Search the records for the string "JSON" and copy every line in which it appears.

## RECORDS TO PROCESS

____________

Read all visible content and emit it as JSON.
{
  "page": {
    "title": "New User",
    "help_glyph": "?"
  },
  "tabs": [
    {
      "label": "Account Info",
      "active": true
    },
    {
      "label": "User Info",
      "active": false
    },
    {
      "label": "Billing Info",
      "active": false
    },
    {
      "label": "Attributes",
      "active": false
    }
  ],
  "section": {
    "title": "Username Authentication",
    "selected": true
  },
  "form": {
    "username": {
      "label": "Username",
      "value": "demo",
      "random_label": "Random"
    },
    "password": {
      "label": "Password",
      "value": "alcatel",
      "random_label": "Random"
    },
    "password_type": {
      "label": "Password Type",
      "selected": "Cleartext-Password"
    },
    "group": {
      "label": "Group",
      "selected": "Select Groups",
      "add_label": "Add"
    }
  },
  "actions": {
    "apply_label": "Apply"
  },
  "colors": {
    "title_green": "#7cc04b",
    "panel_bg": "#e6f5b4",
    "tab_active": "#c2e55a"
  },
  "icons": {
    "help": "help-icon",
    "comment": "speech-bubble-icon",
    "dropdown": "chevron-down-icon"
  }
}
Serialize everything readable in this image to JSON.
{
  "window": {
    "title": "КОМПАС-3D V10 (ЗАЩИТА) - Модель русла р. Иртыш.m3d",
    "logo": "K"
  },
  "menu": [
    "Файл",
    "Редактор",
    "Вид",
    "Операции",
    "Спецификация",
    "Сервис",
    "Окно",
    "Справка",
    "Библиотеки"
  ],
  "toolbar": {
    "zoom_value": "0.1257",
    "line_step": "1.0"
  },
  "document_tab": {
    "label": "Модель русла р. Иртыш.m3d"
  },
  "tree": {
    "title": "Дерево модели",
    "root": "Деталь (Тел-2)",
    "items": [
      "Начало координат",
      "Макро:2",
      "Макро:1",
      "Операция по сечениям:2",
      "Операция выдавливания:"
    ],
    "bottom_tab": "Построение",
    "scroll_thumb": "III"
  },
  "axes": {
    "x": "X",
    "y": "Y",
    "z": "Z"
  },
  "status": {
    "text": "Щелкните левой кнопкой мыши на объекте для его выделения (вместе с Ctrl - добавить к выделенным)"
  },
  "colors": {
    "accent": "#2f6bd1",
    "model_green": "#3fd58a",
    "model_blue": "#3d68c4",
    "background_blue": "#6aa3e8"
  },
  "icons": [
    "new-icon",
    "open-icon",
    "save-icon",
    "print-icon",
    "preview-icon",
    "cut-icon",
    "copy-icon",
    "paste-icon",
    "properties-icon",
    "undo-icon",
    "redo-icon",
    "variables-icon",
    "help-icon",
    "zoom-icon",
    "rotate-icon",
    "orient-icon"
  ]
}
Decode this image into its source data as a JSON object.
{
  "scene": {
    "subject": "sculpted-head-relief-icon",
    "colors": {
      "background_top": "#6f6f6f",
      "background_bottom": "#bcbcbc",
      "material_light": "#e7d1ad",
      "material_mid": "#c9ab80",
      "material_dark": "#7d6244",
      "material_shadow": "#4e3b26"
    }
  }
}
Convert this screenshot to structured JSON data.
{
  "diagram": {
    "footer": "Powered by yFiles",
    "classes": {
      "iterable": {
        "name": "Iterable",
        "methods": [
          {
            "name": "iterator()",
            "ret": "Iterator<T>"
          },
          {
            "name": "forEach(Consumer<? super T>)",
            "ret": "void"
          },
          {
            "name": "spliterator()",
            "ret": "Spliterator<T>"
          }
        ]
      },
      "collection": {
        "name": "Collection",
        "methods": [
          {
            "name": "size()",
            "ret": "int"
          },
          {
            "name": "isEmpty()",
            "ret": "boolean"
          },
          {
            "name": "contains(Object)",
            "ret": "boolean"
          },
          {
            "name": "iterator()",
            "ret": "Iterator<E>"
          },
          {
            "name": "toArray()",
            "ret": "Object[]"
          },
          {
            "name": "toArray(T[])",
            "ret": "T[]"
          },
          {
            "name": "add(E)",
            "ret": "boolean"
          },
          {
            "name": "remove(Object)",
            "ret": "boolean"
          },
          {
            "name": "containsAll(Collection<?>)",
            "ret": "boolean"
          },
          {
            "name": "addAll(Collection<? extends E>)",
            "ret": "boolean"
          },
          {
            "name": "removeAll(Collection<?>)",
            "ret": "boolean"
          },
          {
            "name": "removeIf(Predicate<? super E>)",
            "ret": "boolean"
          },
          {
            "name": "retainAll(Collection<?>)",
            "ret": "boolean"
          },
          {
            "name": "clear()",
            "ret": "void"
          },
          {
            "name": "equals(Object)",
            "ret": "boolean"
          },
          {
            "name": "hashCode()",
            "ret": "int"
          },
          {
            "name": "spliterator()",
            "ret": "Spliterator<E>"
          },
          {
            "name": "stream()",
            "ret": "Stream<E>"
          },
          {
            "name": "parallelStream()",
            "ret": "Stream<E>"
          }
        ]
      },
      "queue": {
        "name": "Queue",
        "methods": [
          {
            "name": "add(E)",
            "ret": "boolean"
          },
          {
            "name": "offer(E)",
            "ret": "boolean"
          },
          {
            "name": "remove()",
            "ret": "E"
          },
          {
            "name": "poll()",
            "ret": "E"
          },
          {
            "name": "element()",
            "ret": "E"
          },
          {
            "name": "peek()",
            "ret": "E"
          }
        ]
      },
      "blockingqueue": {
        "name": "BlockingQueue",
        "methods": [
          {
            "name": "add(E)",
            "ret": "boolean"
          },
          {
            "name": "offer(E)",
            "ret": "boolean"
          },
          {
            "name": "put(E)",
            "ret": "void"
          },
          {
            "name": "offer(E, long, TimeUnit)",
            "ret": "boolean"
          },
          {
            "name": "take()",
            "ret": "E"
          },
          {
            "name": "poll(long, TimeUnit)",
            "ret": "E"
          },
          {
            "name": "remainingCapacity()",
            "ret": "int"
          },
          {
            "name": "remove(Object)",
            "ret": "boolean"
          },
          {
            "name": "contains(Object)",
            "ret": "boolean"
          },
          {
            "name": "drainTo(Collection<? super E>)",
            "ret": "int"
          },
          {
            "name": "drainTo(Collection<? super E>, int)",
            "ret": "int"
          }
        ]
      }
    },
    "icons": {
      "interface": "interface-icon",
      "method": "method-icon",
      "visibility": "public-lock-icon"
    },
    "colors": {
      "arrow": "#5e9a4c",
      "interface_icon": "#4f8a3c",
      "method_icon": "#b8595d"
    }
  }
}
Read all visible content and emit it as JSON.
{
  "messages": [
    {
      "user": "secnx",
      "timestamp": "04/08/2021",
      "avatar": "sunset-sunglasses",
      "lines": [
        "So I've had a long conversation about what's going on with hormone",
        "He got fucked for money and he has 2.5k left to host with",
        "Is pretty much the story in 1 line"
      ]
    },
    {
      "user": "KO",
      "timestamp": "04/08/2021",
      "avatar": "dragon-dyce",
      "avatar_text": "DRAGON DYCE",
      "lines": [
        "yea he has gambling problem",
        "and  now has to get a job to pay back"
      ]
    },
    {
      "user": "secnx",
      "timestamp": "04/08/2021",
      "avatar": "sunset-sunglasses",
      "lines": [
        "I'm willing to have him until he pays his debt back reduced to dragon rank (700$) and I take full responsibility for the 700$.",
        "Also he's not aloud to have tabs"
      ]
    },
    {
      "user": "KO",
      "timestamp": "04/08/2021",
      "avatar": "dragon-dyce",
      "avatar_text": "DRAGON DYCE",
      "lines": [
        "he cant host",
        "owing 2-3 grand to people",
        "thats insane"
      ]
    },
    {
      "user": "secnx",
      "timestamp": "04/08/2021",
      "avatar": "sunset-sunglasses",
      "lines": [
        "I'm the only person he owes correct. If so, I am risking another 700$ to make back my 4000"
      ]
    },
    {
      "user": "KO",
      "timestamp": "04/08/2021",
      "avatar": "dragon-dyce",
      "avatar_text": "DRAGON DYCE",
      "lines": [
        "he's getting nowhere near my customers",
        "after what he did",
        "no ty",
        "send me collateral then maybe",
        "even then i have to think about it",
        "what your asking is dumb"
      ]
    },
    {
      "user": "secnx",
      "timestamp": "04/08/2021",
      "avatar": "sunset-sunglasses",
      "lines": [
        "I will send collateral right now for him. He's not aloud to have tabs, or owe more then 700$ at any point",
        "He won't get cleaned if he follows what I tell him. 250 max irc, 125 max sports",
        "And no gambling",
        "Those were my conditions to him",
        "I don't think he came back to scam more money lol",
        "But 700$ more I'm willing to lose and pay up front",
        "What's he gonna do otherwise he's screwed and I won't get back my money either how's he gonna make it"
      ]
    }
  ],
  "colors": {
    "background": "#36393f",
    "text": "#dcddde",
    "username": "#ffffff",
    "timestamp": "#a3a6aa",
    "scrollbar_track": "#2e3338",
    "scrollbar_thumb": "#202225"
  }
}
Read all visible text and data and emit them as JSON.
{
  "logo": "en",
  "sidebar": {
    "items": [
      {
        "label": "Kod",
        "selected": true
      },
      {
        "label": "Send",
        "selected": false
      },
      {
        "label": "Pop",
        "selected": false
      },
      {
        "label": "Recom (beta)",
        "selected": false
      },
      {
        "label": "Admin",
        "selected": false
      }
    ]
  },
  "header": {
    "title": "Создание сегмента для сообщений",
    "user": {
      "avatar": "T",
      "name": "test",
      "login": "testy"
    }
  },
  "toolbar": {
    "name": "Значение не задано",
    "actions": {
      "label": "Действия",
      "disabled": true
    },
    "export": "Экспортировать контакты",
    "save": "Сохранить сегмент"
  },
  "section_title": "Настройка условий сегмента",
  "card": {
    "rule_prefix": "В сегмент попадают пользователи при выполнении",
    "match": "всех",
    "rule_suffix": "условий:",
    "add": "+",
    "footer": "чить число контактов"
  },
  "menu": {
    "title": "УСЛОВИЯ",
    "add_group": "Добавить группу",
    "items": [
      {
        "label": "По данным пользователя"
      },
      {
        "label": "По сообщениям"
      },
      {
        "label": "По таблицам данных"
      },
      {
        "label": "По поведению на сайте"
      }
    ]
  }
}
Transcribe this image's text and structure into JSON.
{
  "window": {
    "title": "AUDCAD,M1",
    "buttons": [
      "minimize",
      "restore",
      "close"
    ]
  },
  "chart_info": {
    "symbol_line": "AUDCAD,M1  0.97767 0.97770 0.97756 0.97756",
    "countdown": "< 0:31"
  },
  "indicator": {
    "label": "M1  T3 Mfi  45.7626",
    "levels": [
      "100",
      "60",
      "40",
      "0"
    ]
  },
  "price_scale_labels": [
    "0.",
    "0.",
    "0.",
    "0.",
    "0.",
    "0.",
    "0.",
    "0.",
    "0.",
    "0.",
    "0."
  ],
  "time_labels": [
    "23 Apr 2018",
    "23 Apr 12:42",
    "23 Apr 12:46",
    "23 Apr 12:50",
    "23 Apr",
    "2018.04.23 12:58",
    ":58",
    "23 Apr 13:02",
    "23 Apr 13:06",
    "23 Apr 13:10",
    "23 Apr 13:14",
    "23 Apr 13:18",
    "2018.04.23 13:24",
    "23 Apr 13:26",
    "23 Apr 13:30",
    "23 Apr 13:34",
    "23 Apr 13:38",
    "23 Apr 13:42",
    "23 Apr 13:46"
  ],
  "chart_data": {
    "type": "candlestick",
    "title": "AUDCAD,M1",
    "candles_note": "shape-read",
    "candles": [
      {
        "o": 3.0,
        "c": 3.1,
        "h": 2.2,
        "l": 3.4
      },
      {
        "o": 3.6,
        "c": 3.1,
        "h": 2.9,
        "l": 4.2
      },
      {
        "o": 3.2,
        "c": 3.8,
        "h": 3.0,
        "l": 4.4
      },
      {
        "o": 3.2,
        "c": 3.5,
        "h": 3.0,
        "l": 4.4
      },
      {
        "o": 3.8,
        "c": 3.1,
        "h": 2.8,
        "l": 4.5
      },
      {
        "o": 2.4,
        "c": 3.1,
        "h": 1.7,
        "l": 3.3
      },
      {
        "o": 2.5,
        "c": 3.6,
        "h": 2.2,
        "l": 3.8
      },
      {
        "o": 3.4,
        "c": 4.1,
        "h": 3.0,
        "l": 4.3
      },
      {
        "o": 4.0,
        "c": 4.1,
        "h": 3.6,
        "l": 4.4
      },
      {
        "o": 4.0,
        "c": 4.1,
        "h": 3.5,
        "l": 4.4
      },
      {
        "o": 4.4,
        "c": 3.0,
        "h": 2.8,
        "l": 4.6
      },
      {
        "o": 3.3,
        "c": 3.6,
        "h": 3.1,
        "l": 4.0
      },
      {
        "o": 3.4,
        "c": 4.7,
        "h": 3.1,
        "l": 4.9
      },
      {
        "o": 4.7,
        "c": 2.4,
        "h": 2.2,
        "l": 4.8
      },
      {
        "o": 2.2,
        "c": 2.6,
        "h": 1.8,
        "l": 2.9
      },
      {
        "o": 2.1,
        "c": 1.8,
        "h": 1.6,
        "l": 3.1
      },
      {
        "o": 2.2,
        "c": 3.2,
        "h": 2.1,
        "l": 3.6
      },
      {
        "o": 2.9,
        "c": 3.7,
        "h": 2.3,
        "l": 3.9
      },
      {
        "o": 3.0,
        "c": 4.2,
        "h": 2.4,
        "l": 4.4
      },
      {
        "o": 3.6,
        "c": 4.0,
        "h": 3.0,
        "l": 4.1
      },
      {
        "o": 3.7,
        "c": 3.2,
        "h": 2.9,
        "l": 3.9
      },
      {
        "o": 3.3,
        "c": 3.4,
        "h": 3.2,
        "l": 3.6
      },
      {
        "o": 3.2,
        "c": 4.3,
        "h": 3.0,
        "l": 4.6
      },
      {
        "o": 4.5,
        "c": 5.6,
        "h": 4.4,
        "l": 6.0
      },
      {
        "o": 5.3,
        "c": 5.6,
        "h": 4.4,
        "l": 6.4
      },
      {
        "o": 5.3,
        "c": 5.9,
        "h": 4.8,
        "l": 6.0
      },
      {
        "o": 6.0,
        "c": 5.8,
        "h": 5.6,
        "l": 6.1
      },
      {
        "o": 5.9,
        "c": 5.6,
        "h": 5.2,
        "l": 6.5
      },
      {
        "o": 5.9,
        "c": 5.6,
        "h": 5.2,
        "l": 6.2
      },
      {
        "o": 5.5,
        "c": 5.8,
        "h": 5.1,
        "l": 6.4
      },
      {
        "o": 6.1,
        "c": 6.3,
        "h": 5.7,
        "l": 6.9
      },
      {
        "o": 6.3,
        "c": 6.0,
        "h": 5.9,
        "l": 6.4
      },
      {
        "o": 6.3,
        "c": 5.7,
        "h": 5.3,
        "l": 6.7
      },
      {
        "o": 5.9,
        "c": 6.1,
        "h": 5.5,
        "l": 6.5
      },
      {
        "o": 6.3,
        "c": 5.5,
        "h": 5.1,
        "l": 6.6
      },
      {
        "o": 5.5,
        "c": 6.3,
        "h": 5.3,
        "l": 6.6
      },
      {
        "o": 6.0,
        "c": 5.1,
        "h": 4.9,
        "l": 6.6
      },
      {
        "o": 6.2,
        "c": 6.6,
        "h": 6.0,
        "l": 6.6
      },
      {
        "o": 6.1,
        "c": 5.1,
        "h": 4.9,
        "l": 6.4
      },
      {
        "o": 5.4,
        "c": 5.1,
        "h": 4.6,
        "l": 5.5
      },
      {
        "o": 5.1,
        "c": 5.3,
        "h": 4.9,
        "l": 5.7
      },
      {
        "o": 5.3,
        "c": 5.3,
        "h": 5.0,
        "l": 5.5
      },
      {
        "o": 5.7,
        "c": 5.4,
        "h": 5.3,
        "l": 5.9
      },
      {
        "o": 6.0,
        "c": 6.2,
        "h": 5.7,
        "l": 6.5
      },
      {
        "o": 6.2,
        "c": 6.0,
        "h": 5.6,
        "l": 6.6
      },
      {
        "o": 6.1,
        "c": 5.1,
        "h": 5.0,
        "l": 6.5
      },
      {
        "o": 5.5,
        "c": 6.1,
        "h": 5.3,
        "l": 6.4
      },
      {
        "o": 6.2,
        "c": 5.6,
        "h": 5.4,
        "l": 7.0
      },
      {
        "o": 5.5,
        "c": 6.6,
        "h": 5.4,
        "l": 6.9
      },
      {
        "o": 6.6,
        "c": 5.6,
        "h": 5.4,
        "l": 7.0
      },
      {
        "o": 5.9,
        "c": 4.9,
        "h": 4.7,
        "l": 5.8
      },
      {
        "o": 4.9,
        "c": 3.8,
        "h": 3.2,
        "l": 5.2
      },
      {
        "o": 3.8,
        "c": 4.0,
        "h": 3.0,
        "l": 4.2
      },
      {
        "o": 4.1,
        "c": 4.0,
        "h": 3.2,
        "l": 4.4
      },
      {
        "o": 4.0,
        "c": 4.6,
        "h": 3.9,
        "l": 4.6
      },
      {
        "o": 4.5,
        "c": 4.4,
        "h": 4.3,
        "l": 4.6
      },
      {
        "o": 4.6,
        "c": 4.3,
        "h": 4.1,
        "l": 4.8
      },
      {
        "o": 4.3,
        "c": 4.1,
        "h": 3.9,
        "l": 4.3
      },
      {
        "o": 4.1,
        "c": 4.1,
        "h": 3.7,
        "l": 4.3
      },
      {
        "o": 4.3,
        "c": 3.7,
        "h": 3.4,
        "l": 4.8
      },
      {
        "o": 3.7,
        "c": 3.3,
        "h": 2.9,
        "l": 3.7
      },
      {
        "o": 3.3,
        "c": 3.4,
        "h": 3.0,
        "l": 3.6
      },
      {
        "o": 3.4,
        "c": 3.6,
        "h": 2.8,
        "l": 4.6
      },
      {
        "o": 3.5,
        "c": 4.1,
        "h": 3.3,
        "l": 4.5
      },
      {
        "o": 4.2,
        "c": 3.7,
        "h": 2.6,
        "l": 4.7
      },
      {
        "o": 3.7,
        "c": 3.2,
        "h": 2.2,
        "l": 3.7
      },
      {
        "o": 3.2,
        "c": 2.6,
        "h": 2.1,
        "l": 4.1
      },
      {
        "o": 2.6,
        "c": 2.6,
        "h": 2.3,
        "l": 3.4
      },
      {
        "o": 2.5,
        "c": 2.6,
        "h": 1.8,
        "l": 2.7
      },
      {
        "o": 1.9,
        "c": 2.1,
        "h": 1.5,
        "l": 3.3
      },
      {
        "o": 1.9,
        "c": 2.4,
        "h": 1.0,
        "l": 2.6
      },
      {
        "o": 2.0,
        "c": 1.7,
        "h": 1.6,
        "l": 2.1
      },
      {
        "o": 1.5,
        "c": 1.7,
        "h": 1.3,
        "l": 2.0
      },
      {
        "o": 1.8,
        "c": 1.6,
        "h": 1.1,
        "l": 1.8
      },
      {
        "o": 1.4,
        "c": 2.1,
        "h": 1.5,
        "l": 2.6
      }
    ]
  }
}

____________

## REPLY
Read all visible content and emit it as JSON.
Serialize everything readable in this image to JSON.
Decode this image into its source data as a JSON object.
Convert this screenshot to structured JSON data.
Read all visible content and emit it as JSON.
Read all visible text and data and emit them as JSON.
Transcribe this image's text and structure into JSON.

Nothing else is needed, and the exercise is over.